Take every line from the records below that includes the word "true".
(Supplied entries begins)
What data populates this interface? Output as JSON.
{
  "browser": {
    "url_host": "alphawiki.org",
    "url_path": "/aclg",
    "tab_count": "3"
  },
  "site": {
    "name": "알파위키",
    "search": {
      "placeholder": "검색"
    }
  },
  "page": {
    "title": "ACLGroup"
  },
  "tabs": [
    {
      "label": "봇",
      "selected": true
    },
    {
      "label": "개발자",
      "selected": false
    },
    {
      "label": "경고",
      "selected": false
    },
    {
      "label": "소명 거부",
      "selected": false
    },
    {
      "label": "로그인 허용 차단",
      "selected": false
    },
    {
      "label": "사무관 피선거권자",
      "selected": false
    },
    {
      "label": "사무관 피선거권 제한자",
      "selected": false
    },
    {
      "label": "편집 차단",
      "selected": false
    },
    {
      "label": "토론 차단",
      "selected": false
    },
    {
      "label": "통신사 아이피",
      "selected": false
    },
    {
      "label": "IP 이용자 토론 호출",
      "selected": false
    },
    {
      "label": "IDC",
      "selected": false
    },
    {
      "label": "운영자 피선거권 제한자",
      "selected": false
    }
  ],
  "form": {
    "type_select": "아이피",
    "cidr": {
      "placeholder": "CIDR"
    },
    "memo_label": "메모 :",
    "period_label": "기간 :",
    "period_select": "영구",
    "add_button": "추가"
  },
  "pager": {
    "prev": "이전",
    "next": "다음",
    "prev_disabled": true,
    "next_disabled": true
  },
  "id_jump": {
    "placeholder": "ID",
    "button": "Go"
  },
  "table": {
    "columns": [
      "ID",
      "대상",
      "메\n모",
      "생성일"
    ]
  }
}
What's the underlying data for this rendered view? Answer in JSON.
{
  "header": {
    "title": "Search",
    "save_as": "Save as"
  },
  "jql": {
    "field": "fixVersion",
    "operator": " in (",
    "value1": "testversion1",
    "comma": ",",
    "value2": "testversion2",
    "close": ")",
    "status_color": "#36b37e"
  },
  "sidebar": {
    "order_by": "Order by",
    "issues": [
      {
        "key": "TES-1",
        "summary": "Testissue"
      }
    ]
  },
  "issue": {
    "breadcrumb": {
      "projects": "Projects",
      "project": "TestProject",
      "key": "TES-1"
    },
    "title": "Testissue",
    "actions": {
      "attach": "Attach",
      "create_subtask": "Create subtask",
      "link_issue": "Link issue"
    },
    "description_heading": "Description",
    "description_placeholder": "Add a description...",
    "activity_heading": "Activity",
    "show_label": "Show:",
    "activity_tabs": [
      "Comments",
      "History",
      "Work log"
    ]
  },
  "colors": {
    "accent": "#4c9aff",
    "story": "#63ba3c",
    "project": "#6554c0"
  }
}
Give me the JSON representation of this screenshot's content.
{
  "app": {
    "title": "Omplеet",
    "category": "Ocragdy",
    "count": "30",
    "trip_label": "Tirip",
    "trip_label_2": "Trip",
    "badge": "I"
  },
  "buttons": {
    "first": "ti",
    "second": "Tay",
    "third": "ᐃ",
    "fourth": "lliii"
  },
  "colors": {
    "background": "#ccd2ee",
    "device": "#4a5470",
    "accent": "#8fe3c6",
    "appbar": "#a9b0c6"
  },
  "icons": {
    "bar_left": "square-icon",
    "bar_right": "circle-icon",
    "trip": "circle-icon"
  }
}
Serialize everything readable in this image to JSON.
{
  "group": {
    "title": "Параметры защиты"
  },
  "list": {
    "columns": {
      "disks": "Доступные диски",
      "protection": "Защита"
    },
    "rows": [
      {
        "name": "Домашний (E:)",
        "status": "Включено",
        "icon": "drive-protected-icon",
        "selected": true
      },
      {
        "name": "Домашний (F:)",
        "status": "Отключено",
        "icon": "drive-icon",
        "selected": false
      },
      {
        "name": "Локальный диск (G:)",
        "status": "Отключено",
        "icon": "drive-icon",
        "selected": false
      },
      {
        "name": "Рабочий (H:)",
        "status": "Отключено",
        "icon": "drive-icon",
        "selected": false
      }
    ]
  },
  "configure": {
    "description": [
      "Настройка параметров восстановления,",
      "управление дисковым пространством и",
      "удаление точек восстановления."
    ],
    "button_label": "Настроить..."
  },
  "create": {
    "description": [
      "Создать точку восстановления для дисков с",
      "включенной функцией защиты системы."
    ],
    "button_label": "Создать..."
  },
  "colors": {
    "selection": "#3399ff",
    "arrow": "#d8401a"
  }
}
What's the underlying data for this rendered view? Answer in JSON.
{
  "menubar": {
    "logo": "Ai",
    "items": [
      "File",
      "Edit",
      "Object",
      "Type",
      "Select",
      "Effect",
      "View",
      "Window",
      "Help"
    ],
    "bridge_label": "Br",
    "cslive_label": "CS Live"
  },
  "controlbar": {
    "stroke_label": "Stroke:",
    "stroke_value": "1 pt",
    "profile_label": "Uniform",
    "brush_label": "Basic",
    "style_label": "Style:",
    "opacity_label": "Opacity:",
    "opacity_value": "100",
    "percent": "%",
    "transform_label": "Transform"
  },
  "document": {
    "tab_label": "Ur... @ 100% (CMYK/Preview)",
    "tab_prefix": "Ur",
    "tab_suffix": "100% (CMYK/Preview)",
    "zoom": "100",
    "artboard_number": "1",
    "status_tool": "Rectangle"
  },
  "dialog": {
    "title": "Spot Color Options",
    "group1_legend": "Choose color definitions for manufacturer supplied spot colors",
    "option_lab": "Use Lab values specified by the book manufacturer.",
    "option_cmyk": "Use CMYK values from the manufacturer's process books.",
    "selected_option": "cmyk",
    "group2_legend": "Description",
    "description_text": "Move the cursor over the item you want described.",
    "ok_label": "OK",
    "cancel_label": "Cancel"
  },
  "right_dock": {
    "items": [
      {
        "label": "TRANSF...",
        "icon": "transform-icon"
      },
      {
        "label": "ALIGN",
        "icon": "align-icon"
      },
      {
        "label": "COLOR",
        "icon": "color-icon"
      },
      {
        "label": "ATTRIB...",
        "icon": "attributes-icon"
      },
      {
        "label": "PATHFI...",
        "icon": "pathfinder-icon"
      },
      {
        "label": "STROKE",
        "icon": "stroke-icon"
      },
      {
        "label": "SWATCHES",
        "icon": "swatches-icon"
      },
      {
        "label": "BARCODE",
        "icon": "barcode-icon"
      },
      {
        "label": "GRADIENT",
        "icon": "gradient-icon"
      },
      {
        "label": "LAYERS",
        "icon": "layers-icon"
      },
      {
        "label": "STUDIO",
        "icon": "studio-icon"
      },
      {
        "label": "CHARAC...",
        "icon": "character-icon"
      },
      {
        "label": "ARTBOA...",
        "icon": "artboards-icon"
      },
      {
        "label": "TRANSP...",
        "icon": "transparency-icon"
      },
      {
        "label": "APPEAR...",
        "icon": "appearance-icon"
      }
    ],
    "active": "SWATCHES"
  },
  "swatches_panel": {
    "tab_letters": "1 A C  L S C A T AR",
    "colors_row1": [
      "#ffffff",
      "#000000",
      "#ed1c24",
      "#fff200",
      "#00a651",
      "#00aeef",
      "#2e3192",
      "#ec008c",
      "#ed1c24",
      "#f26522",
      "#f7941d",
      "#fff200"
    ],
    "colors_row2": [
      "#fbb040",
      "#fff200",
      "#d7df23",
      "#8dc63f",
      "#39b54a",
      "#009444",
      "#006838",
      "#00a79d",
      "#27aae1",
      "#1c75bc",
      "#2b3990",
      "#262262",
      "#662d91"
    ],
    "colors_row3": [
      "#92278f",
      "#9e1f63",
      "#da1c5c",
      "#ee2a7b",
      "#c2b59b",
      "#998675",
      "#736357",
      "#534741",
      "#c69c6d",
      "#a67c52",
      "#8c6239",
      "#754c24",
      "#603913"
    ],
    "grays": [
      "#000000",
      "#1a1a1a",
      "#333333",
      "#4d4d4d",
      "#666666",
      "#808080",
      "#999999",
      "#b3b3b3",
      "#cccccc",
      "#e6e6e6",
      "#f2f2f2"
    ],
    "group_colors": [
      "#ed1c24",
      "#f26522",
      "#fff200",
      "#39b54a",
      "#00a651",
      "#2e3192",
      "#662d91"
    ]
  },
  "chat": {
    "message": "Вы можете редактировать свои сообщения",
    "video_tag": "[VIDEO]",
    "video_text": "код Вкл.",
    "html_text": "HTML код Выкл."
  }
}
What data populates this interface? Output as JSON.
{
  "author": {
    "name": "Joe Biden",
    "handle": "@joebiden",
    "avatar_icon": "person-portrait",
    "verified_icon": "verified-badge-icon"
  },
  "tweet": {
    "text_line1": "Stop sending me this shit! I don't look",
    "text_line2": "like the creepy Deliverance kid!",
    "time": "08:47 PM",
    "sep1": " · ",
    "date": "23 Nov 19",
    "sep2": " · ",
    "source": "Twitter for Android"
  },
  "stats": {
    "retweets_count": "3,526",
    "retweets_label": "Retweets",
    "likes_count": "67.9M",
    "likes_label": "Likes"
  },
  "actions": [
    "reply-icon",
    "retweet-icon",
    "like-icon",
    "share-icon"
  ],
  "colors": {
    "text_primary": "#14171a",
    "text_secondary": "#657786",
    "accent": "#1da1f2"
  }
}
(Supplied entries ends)
▶ _Answer to this task_
      "selected": true
    "prev_disabled": true,
    "next_disabled": true
        "selected": true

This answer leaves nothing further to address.